Your answer should be the records, restated word for word.
+++ AVAILABLE RECORDS +++
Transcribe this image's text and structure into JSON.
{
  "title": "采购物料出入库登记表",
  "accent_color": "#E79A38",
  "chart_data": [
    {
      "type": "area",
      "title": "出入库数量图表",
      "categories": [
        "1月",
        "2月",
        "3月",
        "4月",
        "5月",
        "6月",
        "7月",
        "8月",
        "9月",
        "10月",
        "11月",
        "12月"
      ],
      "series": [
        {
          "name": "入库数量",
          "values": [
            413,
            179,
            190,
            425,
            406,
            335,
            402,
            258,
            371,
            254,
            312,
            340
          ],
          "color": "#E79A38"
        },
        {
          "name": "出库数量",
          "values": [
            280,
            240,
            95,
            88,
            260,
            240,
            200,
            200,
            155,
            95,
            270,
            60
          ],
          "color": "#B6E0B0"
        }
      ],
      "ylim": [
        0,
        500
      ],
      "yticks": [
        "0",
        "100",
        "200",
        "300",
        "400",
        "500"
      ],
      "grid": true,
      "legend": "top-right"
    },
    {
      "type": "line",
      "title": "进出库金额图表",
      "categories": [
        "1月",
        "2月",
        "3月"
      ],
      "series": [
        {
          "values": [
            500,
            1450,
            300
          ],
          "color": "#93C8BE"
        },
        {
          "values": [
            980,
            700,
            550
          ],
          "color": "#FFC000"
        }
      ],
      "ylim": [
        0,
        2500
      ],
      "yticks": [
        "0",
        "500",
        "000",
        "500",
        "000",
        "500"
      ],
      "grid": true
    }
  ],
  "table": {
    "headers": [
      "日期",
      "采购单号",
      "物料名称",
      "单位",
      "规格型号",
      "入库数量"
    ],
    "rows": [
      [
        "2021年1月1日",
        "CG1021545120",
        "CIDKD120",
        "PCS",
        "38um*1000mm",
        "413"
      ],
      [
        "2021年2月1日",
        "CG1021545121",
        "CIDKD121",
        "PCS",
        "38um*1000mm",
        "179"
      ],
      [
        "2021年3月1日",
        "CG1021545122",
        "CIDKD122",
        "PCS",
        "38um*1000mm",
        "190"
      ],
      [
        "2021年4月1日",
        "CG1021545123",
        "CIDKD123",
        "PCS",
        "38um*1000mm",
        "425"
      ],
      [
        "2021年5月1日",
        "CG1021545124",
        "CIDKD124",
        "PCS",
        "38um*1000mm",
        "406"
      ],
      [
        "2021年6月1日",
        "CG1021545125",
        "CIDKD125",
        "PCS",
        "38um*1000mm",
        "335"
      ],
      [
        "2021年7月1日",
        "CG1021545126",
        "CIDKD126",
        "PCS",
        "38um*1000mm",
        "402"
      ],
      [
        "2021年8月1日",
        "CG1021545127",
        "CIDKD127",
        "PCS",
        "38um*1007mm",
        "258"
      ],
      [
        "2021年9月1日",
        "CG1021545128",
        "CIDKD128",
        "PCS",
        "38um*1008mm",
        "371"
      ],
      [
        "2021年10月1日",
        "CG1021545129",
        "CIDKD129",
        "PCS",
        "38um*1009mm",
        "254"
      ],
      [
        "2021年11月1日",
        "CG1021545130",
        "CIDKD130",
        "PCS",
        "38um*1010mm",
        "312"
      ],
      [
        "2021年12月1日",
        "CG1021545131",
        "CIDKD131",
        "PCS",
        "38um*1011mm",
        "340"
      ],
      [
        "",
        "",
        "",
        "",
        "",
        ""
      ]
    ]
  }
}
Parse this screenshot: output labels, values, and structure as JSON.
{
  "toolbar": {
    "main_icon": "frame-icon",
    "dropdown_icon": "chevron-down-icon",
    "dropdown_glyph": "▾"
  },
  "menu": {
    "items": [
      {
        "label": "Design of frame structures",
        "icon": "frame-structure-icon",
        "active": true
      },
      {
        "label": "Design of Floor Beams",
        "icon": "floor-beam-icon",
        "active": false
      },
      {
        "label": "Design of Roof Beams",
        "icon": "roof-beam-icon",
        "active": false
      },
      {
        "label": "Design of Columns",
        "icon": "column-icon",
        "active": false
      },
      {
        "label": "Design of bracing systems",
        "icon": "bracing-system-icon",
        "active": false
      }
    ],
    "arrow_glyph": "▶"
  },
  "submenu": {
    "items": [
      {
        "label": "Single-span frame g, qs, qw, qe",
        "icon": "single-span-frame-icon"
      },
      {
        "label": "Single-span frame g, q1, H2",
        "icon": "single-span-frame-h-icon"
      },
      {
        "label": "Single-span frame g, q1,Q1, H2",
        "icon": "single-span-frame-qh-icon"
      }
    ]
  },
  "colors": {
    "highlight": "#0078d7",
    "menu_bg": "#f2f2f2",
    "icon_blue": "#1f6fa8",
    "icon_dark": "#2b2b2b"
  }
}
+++
• _RESULT FOR THIS TASK_:
Transcribe this image's text and structure into JSON.
{
  "title": "采购物料出入库登记表",
  "accent_color": "#E79A38",
  "chart_data": [
    {
      "type": "area",
      "title": "出入库数量图表",
      "categories": [
        "1月",
        "2月",
        "3月",
        "4月",
        "5月",
        "6月",
        "7月",
        "8月",
        "9月",
        "10月",
        "11月",
        "12月"
      ],
      "series": [
        {
          "name": "入库数量",
          "values": [
            413,
            179,
            190,
            425,
            406,
            335,
            402,
            258,
            371,
            254,
            312,
            340
          ],
          "color": "#E79A38"
        },
        {
          "name": "出库数量",
          "values": [
            280,
            240,
            95,
            88,
            260,
            240,
            200,
            200,
            155,
            95,
            270,
            60
          ],
          "color": "#B6E0B0"
        }
      ],
      "ylim": [
        0,
        500
      ],
      "yticks": [
        "0",
        "100",
        "200",
        "300",
        "400",
        "500"
      ],
      "grid": true,
      "legend": "top-right"
    },
    {
      "type": "line",
      "title": "进出库金额图表",
      "categories": [
        "1月",
        "2月",
        "3月"
      ],
      "series": [
        {
          "values": [
            500,
            1450,
            300
          ],
          "color": "#93C8BE"
        },
        {
          "values": [
            980,
            700,
            550
          ],
          "color": "#FFC000"
        }
      ],
      "ylim": [
        0,
        2500
      ],
      "yticks": [
        "0",
        "500",
        "000",
        "500",
        "000",
        "500"
      ],
      "grid": true
    }
  ],
  "table": {
    "headers": [
      "日期",
      "采购单号",
      "物料名称",
      "单位",
      "规格型号",
      "入库数量"
    ],
    "rows": [
      [
        "2021年1月1日",
        "CG1021545120",
        "CIDKD120",
        "PCS",
        "38um*1000mm",
        "413"
      ],
      [
        "2021年2月1日",
        "CG1021545121",
        "CIDKD121",
        "PCS",
        "38um*1000mm",
        "179"
      ],
      [
        "2021年3月1日",
        "CG1021545122",
        "CIDKD122",
        "PCS",
        "38um*1000mm",
        "190"
      ],
      [
        "2021年4月1日",
        "CG1021545123",
        "CIDKD123",
        "PCS",
        "38um*1000mm",
        "425"
      ],
      [
        "2021年5月1日",
        "CG1021545124",
        "CIDKD124",
        "PCS",
        "38um*1000mm",
        "406"
      ],
      [
        "2021年6月1日",
        "CG1021545125",
        "CIDKD125",
        "PCS",
        "38um*1000mm",
        "335"
      ],
      [
        "2021年7月1日",
        "CG1021545126",
        "CIDKD126",
        "PCS",
        "38um*1000mm",
        "402"
      ],
      [
        "2021年8月1日",
        "CG1021545127",
        "CIDKD127",
        "PCS",
        "38um*1007mm",
        "258"
      ],
      [
        "2021年9月1日",
        "CG1021545128",
        "CIDKD128",
        "PCS",
        "38um*1008mm",
        "371"
      ],
      [
        "2021年10月1日",
        "CG1021545129",
        "CIDKD129",
        "PCS",
        "38um*1009mm",
        "254"
      ],
      [
        "2021年11月1日",
        "CG1021545130",
        "CIDKD130",
        "PCS",
        "38um*1010mm",
        "312"
      ],
      [
        "2021年12月1日",
        "CG1021545131",
        "CIDKD131",
        "PCS",
        "38um*1011mm",
        "340"
      ],
      [
        "",
        "",
        "",
        "",
        "",
        ""
      ]
    ]
  }
}
Parse this screenshot: output labels, values, and structure as JSON.
{
  "toolbar": {
    "main_icon": "frame-icon",
    "dropdown_icon": "chevron-down-icon",
    "dropdown_glyph": "▾"
  },
  "menu": {
    "items": [
      {
        "label": "Design of frame structures",
        "icon": "frame-structure-icon",
        "active": true
      },
      {
        "label": "Design of Floor Beams",
        "icon": "floor-beam-icon",
        "active": false
      },
      {
        "label": "Design of Roof Beams",
        "icon": "roof-beam-icon",
        "active": false
      },
      {
        "label": "Design of Columns",
        "icon": "column-icon",
        "active": false
      },
      {
        "label": "Design of bracing systems",
        "icon": "bracing-system-icon",
        "active": false
      }
    ],
    "arrow_glyph": "▶"
  },
  "submenu": {
    "items": [
      {
        "label": "Single-span frame g, qs, qw, qe",
        "icon": "single-span-frame-icon"
      },
      {
        "label": "Single-span frame g, q1, H2",
        "icon": "single-span-frame-h-icon"
      },
      {
        "label": "Single-span frame g, q1,Q1, H2",
        "icon": "single-span-frame-qh-icon"
      }
    ]
  },
  "colors": {
    "highlight": "#0078d7",
    "menu_bg": "#f2f2f2",
    "icon_blue": "#1f6fa8",
    "icon_dark": "#2b2b2b"
  }
}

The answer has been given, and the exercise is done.